**ASSIGNMENT**
In the data below, which lines hold the word "screenshot"? Copy them.

Top of RECORDS PROVIDED

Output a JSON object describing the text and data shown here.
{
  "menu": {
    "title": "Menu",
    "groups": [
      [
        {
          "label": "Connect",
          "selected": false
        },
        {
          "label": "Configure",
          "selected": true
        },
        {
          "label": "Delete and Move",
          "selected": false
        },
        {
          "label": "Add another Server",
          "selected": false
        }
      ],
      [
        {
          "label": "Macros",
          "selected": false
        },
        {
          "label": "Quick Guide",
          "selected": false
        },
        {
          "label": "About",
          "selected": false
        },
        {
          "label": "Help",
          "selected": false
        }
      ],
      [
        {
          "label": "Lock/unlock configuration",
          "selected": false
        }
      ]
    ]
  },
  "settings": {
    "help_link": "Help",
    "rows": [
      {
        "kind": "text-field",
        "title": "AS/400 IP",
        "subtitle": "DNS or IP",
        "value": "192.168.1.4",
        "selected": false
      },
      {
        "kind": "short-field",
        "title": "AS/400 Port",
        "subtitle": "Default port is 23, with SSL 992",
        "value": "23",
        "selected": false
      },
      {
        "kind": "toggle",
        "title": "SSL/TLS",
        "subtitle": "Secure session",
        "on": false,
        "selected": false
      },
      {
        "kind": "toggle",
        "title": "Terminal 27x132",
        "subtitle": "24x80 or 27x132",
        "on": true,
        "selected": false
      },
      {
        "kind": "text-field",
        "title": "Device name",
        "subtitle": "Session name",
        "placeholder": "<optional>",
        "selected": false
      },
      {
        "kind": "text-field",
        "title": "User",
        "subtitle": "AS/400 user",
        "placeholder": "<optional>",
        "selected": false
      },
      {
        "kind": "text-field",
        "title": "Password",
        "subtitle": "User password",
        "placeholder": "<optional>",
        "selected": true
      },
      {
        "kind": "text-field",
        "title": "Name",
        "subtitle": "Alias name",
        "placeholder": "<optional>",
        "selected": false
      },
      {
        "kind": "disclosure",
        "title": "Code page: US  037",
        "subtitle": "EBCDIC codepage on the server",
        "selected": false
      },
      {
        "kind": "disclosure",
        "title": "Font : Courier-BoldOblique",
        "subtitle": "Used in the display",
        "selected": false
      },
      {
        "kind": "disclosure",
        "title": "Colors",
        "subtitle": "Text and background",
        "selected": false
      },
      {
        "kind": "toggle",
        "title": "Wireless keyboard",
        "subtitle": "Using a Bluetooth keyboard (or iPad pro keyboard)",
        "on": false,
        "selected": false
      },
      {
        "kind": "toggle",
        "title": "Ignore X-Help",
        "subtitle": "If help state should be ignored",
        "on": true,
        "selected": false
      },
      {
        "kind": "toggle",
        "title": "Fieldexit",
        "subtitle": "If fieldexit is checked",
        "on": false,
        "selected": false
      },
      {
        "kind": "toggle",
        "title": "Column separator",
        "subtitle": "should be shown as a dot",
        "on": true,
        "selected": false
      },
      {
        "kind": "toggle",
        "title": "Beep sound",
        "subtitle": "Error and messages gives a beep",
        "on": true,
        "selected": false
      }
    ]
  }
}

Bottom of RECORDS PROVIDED
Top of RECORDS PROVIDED

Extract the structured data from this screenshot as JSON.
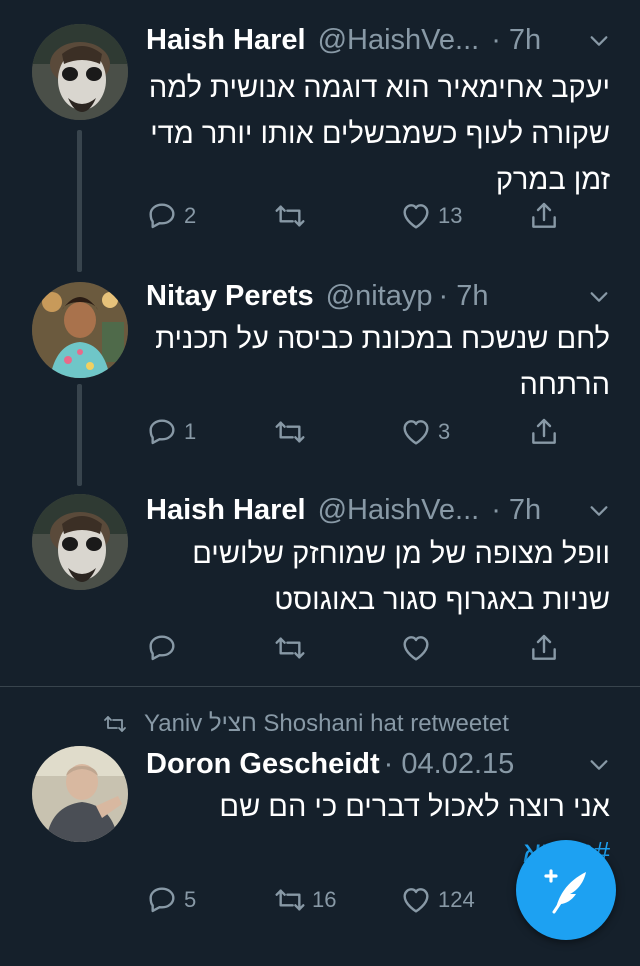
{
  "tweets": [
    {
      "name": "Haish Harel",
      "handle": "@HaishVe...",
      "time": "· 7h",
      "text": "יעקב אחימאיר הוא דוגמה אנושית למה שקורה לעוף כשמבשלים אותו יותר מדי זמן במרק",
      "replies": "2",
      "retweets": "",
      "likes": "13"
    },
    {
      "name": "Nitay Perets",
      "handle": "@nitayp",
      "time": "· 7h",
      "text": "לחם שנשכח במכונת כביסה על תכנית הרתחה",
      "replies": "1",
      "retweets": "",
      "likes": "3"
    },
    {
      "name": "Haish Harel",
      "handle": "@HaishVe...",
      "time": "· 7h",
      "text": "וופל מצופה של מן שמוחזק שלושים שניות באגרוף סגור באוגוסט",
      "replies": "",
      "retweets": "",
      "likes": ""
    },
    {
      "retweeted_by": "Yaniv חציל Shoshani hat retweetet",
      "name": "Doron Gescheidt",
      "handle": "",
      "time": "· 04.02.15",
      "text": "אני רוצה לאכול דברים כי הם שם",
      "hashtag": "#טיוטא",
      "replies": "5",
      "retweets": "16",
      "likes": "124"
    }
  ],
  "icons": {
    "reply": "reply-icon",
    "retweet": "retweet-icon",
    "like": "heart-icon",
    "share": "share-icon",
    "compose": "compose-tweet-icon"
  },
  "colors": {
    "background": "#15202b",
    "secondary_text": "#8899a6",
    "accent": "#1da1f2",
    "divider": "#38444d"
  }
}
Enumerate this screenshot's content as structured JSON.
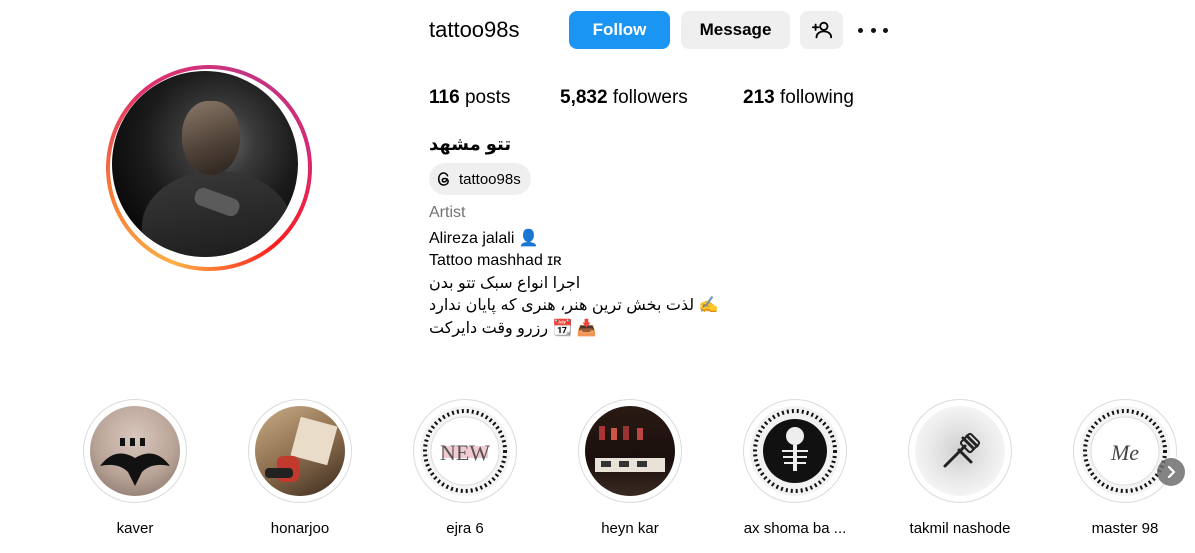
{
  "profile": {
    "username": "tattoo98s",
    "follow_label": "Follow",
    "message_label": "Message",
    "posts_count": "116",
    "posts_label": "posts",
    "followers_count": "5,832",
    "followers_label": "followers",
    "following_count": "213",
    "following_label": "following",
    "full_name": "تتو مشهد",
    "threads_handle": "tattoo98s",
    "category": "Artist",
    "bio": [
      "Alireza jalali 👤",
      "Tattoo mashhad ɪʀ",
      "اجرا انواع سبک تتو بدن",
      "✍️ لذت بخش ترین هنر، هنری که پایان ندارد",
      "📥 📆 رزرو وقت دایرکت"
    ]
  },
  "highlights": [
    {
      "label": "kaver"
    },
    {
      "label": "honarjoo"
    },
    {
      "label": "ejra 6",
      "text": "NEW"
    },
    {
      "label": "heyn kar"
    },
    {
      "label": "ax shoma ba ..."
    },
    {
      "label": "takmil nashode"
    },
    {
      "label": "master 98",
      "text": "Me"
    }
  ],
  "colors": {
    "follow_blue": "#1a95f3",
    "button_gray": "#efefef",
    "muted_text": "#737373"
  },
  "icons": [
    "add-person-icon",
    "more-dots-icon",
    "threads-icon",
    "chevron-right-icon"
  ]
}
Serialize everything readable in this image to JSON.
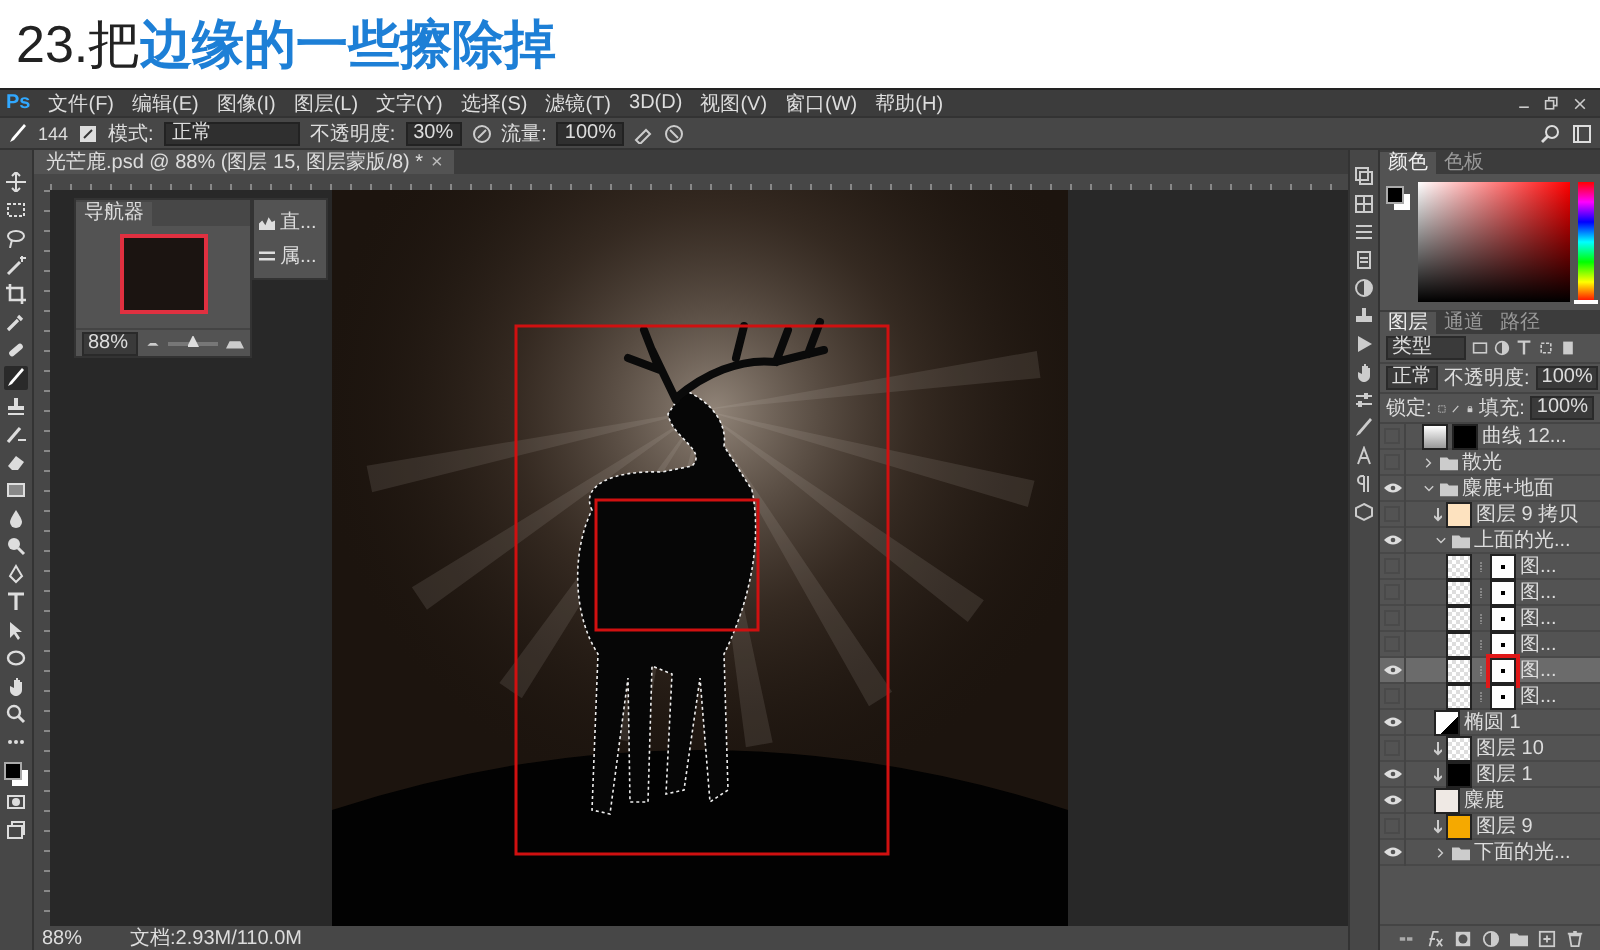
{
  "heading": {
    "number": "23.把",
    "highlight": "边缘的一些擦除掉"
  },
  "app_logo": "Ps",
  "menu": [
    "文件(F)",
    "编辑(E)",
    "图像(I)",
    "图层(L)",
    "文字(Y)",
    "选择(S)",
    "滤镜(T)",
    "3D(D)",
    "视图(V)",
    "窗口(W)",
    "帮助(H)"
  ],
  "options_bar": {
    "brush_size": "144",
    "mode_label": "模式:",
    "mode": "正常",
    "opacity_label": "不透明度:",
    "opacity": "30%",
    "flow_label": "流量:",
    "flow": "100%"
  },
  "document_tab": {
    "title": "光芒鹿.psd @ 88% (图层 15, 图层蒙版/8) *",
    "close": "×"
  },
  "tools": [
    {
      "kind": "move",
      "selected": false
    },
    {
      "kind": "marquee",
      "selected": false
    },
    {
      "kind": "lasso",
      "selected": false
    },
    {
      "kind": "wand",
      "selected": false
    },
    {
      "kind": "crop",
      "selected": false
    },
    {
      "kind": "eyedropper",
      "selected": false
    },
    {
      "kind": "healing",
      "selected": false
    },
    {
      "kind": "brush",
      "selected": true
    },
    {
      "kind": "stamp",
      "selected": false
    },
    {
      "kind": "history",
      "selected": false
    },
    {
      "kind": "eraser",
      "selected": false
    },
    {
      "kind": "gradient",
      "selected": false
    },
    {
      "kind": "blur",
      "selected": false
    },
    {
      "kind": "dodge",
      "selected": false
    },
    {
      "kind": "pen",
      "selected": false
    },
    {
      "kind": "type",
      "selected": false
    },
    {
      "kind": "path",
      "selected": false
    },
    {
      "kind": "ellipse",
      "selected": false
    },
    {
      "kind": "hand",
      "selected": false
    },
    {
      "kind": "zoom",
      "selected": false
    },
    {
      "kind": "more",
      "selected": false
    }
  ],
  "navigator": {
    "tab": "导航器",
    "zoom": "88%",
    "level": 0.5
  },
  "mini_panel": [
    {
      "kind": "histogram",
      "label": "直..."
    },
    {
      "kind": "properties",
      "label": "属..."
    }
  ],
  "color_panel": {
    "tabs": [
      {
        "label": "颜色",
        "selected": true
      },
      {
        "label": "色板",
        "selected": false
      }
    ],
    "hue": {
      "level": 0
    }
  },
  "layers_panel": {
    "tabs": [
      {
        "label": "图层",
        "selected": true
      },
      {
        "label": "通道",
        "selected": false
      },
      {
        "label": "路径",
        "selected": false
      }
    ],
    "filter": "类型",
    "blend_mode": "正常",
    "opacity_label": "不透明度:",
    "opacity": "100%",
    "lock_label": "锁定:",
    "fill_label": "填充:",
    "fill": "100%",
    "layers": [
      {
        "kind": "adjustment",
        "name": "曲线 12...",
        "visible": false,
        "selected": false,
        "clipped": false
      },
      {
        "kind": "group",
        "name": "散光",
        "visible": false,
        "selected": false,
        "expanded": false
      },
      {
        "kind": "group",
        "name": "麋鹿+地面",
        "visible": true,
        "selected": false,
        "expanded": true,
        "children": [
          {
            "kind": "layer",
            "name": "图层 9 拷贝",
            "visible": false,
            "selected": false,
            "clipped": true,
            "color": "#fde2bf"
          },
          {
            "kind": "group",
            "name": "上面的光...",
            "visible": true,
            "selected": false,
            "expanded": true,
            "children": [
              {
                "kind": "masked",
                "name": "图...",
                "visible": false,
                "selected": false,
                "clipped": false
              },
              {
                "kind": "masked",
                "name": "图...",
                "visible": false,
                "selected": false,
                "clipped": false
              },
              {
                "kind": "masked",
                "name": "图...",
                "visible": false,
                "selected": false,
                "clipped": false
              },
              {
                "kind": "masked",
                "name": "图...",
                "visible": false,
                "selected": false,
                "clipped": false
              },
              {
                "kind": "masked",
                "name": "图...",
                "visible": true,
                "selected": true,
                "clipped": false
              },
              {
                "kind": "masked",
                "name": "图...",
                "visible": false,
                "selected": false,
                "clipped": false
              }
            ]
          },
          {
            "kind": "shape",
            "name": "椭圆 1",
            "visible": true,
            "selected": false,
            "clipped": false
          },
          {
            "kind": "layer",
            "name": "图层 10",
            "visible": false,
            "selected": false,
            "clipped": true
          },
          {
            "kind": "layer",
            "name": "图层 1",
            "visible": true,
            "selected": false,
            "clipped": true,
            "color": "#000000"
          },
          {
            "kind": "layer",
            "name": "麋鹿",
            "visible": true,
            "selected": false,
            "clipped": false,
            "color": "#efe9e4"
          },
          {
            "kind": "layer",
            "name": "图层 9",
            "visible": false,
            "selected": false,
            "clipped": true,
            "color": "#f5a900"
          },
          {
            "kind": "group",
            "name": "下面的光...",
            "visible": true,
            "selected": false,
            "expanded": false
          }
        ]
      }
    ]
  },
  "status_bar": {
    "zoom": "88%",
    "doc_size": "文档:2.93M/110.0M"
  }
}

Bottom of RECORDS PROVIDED
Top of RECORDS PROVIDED

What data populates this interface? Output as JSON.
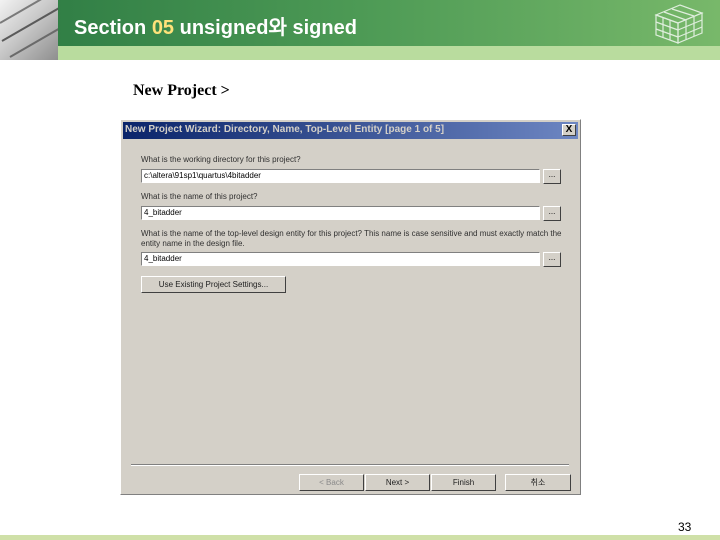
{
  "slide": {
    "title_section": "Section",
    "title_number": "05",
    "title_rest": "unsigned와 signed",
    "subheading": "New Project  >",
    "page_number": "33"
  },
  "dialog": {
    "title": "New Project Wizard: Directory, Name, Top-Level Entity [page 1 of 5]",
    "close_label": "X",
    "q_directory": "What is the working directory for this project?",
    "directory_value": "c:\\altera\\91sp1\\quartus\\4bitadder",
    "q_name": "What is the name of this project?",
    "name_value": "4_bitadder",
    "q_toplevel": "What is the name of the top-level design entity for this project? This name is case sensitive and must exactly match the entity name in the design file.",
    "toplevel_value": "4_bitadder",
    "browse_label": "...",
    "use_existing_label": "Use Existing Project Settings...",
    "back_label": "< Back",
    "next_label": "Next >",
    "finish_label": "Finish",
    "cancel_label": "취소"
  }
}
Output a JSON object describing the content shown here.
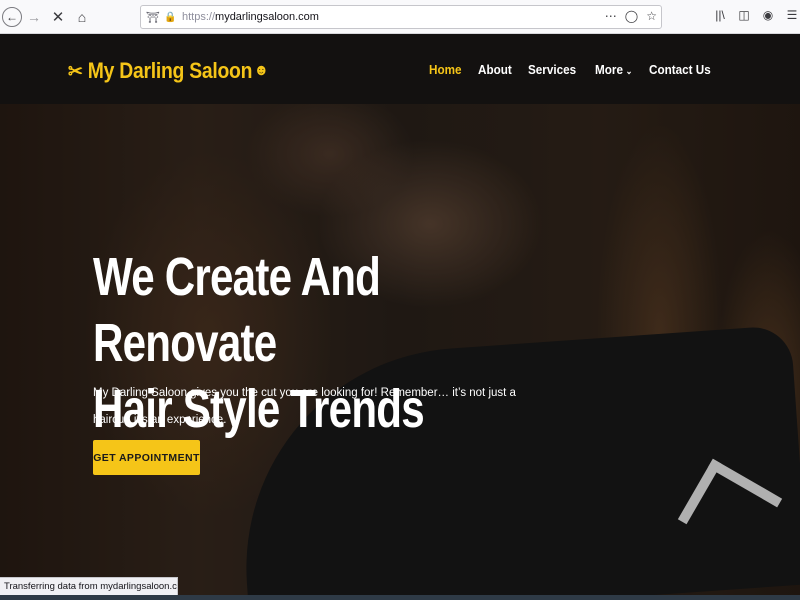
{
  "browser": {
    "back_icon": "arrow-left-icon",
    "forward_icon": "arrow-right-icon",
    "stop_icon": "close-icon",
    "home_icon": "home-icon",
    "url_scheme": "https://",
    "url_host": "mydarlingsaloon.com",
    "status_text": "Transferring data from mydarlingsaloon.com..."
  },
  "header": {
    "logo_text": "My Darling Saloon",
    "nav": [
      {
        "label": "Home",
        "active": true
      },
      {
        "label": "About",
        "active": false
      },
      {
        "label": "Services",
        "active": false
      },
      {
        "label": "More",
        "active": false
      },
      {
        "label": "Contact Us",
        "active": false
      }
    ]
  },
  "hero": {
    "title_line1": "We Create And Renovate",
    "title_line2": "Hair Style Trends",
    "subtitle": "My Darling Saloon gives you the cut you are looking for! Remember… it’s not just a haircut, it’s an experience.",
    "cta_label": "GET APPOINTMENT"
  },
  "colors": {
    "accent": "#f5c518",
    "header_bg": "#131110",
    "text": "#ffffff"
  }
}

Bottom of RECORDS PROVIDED

**SOLVED EXERCISE**
Extract the structured data from this screenshot as JSON.
Enumerate this screenshot's content as structured JSON.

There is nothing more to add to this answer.